Raymond J. Kotwicki, MD, MPH, is the Charles B. West Chief Medical Officer at Skyland Trail, a nationally acclaimed private, nonprofit residential and day treatment organization for adults with mental illnesses in Atlanta, Georgia. In this role, Kotwicki oversees all the clinical, educational, quality, and research activities within the organization.
Dr. Kotwicki trained as a Department of Energy Fellow and was a Medical Scholar at the University of Wisconsin Medical School. He had post-graduate training at Harvard Medical School, the Boston University School of Medicine, and Emory University, where he earned a Master in Public Health degree in Health Policy and Management. He remains on the adjunctive faculty at both the Emory University School of Medicine as well as the University of Miami Miller School of Medicine.

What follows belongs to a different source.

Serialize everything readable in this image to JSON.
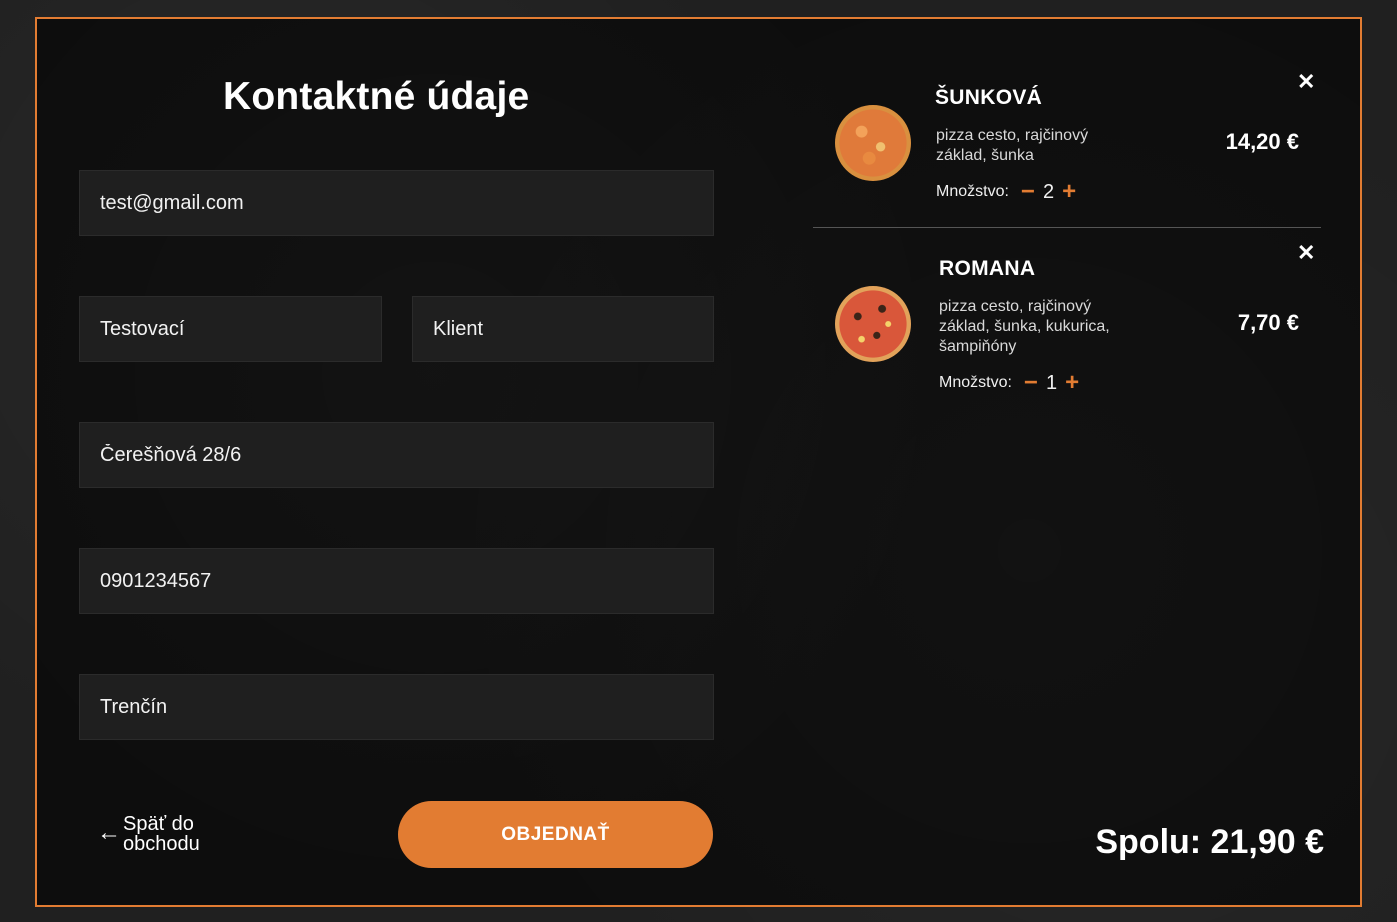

Dr. Kotwicki has presented more than 200 invited lectures, symposia, and seminars to thousands of attendees. He regularly appears on television, radio and in newspaper articles discussing issues related to mental health and integrated medical care.
Dr. Kotwicki is a Diplomate of the American Board of Psychiatry and Neurology and is President of the Georgia Psychiatric Physicians’ Association. Dr. Kotwicki was a member of the Leadership Atlanta Class of 2011 and served as President of the Board of Directors of Positive Impact, the Southeast’s premiere HIV mental health program for three years. He currently is a member of the Board of Trustees of The Lovett School.
Throughout his career, Dr. Kotwicki has received numerous distinctions, including Emory University’s most prestigious Dean’s “Golden Apple” Teaching Award, Alpha Omega Alpha Medical Honor Society, Mental Health America and Eli Lilly’s “Heroes in Fight” Clinical Team Award, and the National Alliance on Mental Illness’ Exemplary Psychiatrist Award. Kotwicki received the Rollins School of Public Health at Emory University’s “Distinguished Achievement Alumnus Award” in 2017.
On Our Blog: Dr. Kotwicki
- The Early Warning Signs of Mental Illness
- Crucial Conversations: Discussion Suicide and Mental Health
- The Importance of Evidence-based Mental Health Treatment